Recent research from UNSW Ageing Futures Institute and Neuroscience Research Australia investigators have highlighted significant gender differences in how cognitive resilience factors influence the risk of mild cognitive impairment (MCI). 

MCI is a condition that affects an individual’s memory and thinking compared to other people their age. In Australia is estimated that those living with MCI is at least twice as common as those living with dementia – however people living with MCI have an increased risk of developing dementia. In addition to ageing, chronic conditions and other lifestyle factors may increase the risk of developing MCI.

The purpose of the following study was to highlight how various factors contribute to cognitive health differences for men and women as people age. The study examined 1,806 participants aged 60 to 66 from the Personality and Total Health (PATH) through life project, and looked at the impact of factors such as educational attainment, occupational skill, verbal intelligence, and leisure activities on MCI risk. Researchers conducted discrete-time survival analyses – adjusting for age and Apolipoprotein E4 status (a gene that increases the risk of developing Alzheimer’s Disease) – to assess these associations.
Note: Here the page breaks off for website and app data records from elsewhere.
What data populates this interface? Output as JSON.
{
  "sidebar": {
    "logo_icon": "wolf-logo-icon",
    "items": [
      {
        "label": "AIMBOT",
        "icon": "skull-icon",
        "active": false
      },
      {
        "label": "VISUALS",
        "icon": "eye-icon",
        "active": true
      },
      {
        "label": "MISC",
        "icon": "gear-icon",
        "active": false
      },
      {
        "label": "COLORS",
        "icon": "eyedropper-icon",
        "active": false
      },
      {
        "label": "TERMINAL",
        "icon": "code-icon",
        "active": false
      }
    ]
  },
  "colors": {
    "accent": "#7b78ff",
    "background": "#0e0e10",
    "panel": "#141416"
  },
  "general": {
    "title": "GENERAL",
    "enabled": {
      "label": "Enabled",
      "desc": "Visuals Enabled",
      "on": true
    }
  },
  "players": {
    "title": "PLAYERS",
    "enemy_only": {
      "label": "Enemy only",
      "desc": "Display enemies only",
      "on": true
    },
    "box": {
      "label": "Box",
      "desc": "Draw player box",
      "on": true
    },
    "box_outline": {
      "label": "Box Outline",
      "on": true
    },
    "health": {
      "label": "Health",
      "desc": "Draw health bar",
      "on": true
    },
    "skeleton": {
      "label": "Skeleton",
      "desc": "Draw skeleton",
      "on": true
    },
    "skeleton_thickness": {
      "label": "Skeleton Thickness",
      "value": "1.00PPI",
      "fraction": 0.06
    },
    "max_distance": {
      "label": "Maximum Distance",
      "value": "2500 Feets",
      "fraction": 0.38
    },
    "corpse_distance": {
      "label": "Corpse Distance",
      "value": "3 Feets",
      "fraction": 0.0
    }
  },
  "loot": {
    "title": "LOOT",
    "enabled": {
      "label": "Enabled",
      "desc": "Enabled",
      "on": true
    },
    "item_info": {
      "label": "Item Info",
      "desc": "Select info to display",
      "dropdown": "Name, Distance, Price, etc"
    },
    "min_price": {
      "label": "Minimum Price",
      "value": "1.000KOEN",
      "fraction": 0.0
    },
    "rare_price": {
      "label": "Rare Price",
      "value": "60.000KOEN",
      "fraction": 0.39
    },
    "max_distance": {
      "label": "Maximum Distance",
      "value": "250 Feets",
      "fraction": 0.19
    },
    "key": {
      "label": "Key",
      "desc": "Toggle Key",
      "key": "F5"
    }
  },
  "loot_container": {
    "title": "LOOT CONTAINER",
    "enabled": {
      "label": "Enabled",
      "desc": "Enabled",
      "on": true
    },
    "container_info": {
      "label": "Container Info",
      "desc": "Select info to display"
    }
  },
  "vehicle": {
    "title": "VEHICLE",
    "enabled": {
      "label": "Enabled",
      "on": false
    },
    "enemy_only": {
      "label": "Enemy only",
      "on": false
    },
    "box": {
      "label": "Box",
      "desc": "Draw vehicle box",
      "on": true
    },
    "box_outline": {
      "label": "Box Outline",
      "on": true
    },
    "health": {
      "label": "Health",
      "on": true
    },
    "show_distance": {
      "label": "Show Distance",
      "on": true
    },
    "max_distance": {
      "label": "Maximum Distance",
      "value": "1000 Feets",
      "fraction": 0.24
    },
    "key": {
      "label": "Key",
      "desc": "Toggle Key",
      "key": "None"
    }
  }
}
A major finding revealed that lower occupational skill was more strongly linked to a higher MCI risk in men than in women. This gender-specific association underscores the importance of considering occupational experiences when addressing cognitive health risks.

“In both men and women, increased leisure activity emerged as a protective factor against MCI. A one standard deviation increase in leisure activity was associated with a 32% reduction in MCI risk. Additionally, higher verbal intelligence scores were linked to a 28% lower risk of MCI, highlighting the protective role of cognitive and intellectual engagement.” says Dr Yvonne Leung, a Postdoctoral Research Fellow at the UNSW School of Psychology.

“While education and occupation are important, engaging in cognitively stimulating leisure activities, such as solving puzzles, playing a musical instrument, or even gardening play a critical role in protecting against MCI for both genders. These findings suggest targeted interventions focusing on cognitive engagement activities could be beneficial in reducing MCI risk across genders.”

Read the full publication here (